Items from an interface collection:
◇ ◇ ◇ ◇

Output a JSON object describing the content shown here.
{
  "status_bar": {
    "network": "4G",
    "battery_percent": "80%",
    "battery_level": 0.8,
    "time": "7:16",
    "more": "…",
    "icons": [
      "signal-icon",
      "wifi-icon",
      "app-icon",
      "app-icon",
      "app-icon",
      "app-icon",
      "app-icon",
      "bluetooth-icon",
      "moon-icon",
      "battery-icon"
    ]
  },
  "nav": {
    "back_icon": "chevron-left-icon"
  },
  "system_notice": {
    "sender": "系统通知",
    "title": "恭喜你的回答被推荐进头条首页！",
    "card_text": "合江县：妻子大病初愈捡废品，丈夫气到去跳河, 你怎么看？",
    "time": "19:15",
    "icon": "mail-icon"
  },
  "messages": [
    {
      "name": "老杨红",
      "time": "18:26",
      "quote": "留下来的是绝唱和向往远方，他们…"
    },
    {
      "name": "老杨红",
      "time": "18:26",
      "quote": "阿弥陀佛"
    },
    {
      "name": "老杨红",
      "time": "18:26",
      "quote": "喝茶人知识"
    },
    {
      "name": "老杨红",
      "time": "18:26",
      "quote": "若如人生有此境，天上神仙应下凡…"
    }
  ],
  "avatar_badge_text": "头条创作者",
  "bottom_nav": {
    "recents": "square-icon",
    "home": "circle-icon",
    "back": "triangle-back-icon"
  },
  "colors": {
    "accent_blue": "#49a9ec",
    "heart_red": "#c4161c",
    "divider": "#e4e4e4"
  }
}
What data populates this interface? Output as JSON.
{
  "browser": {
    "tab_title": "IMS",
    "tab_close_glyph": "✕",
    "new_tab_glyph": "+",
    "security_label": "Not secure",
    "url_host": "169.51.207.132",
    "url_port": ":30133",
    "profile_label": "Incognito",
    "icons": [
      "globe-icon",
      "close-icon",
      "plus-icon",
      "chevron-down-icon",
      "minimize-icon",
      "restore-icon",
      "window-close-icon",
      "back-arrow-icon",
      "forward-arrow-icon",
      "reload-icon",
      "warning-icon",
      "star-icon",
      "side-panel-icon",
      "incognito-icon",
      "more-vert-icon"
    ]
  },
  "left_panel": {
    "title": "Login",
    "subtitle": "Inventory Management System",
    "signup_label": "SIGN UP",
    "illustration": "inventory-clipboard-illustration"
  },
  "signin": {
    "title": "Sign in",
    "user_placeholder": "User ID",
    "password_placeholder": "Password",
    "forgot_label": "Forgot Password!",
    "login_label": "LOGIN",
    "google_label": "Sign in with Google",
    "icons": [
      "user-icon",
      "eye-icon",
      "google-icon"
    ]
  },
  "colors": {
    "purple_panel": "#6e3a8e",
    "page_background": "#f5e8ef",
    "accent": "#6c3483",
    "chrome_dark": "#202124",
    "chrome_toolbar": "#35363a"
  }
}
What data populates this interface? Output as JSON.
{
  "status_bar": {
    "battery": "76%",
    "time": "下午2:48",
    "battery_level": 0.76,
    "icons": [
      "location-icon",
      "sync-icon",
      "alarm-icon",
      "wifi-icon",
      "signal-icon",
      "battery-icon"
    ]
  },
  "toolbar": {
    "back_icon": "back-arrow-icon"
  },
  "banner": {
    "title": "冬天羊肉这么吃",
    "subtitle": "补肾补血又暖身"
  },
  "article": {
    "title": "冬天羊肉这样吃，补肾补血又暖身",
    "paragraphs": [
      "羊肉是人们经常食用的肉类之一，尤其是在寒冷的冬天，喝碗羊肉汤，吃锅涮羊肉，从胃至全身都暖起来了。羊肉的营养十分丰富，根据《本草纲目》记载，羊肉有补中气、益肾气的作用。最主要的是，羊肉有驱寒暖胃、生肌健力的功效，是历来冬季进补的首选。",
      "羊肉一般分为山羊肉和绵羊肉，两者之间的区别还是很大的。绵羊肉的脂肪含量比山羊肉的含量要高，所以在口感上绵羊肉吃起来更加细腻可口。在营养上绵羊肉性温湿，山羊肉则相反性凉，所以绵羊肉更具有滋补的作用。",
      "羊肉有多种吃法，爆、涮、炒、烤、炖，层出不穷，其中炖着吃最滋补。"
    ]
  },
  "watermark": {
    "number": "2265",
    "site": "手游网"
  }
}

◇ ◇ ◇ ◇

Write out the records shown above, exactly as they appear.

== SOLUTION TO THIS PROBLEM ==
Output a JSON object describing the content shown here.
{
  "status_bar": {
    "network": "4G",
    "battery_percent": "80%",
    "battery_level": 0.8,
    "time": "7:16",
    "more": "…",
    "icons": [
      "signal-icon",
      "wifi-icon",
      "app-icon",
      "app-icon",
      "app-icon",
      "app-icon",
      "app-icon",
      "bluetooth-icon",
      "moon-icon",
      "battery-icon"
    ]
  },
  "nav": {
    "back_icon": "chevron-left-icon"
  },
  "system_notice": {
    "sender": "系统通知",
    "title": "恭喜你的回答被推荐进头条首页！",
    "card_text": "合江县：妻子大病初愈捡废品，丈夫气到去跳河, 你怎么看？",
    "time": "19:15",
    "icon": "mail-icon"
  },
  "messages": [
    {
      "name": "老杨红",
      "time": "18:26",
      "quote": "留下来的是绝唱和向往远方，他们…"
    },
    {
      "name": "老杨红",
      "time": "18:26",
      "quote": "阿弥陀佛"
    },
    {
      "name": "老杨红",
      "time": "18:26",
      "quote": "喝茶人知识"
    },
    {
      "name": "老杨红",
      "time": "18:26",
      "quote": "若如人生有此境，天上神仙应下凡…"
    }
  ],
  "avatar_badge_text": "头条创作者",
  "bottom_nav": {
    "recents": "square-icon",
    "home": "circle-icon",
    "back": "triangle-back-icon"
  },
  "colors": {
    "accent_blue": "#49a9ec",
    "heart_red": "#c4161c",
    "divider": "#e4e4e4"
  }
}
What data populates this interface? Output as JSON.
{
  "browser": {
    "tab_title": "IMS",
    "tab_close_glyph": "✕",
    "new_tab_glyph": "+",
    "security_label": "Not secure",
    "url_host": "169.51.207.132",
    "url_port": ":30133",
    "profile_label": "Incognito",
    "icons": [
      "globe-icon",
      "close-icon",
      "plus-icon",
      "chevron-down-icon",
      "minimize-icon",
      "restore-icon",
      "window-close-icon",
      "back-arrow-icon",
      "forward-arrow-icon",
      "reload-icon",
      "warning-icon",
      "star-icon",
      "side-panel-icon",
      "incognito-icon",
      "more-vert-icon"
    ]
  },
  "left_panel": {
    "title": "Login",
    "subtitle": "Inventory Management System",
    "signup_label": "SIGN UP",
    "illustration": "inventory-clipboard-illustration"
  },
  "signin": {
    "title": "Sign in",
    "user_placeholder": "User ID",
    "password_placeholder": "Password",
    "forgot_label": "Forgot Password!",
    "login_label": "LOGIN",
    "google_label": "Sign in with Google",
    "icons": [
      "user-icon",
      "eye-icon",
      "google-icon"
    ]
  },
  "colors": {
    "purple_panel": "#6e3a8e",
    "page_background": "#f5e8ef",
    "accent": "#6c3483",
    "chrome_dark": "#202124",
    "chrome_toolbar": "#35363a"
  }
}
What data populates this interface? Output as JSON.
{
  "status_bar": {
    "battery": "76%",
    "time": "下午2:48",
    "battery_level": 0.76,
    "icons": [
      "location-icon",
      "sync-icon",
      "alarm-icon",
      "wifi-icon",
      "signal-icon",
      "battery-icon"
    ]
  },
  "toolbar": {
    "back_icon": "back-arrow-icon"
  },
  "banner": {
    "title": "冬天羊肉这么吃",
    "subtitle": "补肾补血又暖身"
  },
  "article": {
    "title": "冬天羊肉这样吃，补肾补血又暖身",
    "paragraphs": [
      "羊肉是人们经常食用的肉类之一，尤其是在寒冷的冬天，喝碗羊肉汤，吃锅涮羊肉，从胃至全身都暖起来了。羊肉的营养十分丰富，根据《本草纲目》记载，羊肉有补中气、益肾气的作用。最主要的是，羊肉有驱寒暖胃、生肌健力的功效，是历来冬季进补的首选。",
      "羊肉一般分为山羊肉和绵羊肉，两者之间的区别还是很大的。绵羊肉的脂肪含量比山羊肉的含量要高，所以在口感上绵羊肉吃起来更加细腻可口。在营养上绵羊肉性温湿，山羊肉则相反性凉，所以绵羊肉更具有滋补的作用。",
      "羊肉有多种吃法，爆、涮、炒、烤、炖，层出不穷，其中炖着吃最滋补。"
    ]
  },
  "watermark": {
    "number": "2265",
    "site": "手游网"
  }
}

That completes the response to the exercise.